● **EXERCISE DIRECTIONS**: Pull every line containing "title" from the data.

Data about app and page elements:
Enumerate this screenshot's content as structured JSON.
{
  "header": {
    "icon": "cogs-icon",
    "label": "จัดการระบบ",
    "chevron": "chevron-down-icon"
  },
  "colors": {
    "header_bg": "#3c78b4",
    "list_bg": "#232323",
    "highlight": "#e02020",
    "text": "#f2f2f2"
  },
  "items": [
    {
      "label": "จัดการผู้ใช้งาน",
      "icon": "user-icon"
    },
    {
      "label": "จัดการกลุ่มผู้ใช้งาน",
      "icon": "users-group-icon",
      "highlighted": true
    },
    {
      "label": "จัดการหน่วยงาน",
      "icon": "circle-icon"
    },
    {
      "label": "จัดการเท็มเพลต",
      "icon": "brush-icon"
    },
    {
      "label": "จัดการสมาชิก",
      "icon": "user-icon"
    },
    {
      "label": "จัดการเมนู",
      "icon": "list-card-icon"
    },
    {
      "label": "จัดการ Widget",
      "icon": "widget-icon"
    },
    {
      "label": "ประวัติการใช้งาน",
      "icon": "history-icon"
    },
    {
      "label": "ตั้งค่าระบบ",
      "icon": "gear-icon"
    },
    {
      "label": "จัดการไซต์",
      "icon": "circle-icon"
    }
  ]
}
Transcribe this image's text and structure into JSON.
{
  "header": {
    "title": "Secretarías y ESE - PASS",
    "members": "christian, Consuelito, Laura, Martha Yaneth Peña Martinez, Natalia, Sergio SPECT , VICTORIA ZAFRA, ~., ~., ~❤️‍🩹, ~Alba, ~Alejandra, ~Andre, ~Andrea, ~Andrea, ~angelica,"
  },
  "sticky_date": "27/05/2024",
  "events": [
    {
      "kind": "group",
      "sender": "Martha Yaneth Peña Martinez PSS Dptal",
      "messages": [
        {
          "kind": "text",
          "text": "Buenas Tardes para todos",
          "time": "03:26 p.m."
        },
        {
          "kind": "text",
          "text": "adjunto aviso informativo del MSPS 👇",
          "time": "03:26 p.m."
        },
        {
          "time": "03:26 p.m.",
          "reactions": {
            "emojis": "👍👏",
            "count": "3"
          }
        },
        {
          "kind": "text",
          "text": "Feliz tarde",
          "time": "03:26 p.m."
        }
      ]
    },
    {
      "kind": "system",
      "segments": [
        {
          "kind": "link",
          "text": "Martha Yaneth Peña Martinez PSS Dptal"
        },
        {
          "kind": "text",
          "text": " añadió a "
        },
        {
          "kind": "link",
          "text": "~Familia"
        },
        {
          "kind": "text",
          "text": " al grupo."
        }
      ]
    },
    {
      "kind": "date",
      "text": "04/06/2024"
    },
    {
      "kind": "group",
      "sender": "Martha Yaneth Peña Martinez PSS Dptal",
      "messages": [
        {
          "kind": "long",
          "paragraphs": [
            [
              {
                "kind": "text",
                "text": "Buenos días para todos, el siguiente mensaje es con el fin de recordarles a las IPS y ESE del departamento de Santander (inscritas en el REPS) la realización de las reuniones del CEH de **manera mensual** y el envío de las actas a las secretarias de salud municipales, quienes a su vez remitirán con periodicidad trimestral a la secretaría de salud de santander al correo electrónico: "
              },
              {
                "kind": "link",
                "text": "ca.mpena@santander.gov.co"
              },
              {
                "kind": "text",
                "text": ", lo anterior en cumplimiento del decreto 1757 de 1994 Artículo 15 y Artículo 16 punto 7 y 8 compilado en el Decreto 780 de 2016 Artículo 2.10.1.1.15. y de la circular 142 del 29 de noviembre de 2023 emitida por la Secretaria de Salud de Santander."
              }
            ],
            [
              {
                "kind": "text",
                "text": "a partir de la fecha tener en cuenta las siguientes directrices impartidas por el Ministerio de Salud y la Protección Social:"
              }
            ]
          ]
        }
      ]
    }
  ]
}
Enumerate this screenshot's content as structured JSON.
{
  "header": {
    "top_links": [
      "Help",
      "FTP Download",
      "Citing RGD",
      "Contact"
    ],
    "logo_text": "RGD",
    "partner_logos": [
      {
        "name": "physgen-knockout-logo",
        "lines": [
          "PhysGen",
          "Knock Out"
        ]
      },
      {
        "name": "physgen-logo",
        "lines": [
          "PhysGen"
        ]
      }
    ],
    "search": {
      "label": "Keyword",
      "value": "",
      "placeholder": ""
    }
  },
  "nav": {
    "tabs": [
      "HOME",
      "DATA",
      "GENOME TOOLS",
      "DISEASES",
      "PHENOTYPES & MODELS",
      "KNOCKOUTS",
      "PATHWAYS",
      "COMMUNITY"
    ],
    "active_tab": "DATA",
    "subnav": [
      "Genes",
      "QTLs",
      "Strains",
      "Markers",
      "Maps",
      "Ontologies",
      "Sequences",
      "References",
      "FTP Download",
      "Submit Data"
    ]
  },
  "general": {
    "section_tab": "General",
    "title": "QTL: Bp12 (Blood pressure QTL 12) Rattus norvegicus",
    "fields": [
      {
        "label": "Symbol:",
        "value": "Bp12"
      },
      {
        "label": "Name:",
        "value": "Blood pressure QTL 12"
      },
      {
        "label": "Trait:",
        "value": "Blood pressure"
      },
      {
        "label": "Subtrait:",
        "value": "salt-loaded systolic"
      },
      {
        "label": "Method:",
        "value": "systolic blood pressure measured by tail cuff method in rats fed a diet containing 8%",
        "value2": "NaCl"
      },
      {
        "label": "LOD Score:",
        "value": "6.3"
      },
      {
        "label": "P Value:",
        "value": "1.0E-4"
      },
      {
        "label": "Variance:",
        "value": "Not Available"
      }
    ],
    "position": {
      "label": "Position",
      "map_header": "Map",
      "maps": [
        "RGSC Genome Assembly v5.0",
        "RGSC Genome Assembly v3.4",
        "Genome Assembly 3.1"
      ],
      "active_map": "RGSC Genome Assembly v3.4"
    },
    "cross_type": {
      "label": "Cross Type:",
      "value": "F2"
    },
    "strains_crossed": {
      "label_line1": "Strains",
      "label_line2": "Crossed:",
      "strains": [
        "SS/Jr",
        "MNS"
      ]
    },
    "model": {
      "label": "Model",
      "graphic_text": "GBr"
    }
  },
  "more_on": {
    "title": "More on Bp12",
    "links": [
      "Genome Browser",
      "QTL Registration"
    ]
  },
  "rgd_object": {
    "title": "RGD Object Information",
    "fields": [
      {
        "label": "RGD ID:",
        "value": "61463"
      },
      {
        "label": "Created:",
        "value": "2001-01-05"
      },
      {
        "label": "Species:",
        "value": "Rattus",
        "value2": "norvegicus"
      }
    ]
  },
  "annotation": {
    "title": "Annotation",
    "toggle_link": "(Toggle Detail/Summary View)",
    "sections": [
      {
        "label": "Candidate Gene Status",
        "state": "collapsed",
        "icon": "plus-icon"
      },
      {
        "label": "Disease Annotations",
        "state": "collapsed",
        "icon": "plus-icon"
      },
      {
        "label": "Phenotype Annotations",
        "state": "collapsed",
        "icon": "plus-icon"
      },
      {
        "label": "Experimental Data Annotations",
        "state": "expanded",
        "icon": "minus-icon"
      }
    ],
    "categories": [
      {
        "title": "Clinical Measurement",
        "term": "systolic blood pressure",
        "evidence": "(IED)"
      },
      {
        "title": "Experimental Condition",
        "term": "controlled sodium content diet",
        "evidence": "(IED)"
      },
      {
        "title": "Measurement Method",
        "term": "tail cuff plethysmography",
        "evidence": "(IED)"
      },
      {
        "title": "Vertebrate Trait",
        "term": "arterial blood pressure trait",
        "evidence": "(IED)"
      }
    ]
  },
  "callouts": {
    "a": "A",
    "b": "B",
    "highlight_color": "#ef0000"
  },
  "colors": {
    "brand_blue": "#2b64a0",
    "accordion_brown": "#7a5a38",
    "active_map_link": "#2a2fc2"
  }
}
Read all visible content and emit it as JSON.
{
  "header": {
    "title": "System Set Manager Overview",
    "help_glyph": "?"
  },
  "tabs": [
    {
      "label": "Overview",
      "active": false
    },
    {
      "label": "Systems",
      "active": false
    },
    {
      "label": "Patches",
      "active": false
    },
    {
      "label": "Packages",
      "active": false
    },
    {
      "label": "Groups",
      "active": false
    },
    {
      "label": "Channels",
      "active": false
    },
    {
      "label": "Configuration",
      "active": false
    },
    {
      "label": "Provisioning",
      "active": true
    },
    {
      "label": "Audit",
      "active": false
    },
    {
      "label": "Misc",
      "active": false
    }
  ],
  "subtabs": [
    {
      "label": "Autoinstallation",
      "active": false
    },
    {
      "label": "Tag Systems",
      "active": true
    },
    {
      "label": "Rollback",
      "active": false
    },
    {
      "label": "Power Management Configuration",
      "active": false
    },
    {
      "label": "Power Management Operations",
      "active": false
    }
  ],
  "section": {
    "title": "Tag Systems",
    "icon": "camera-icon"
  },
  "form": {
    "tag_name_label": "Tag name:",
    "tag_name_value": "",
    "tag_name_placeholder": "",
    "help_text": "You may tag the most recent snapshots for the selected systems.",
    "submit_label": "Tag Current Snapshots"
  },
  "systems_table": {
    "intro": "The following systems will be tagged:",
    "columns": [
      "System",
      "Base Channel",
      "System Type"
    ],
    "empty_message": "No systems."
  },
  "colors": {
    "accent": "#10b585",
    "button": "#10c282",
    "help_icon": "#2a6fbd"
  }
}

● **RESULT OF THIS EXERCISE**:
    "title": "Secretarías y ESE - PASS",
    "title": "QTL: Bp12 (Blood pressure QTL 12) Rattus norvegicus",
    "title": "More on Bp12",
    "title": "RGD Object Information",
    "title": "Annotation",
        "title": "Clinical Measurement",
        "title": "Experimental Condition",
        "title": "Measurement Method",
        "title": "Vertebrate Trait",
    "title": "System Set Manager Overview",
    "title": "Tag Systems",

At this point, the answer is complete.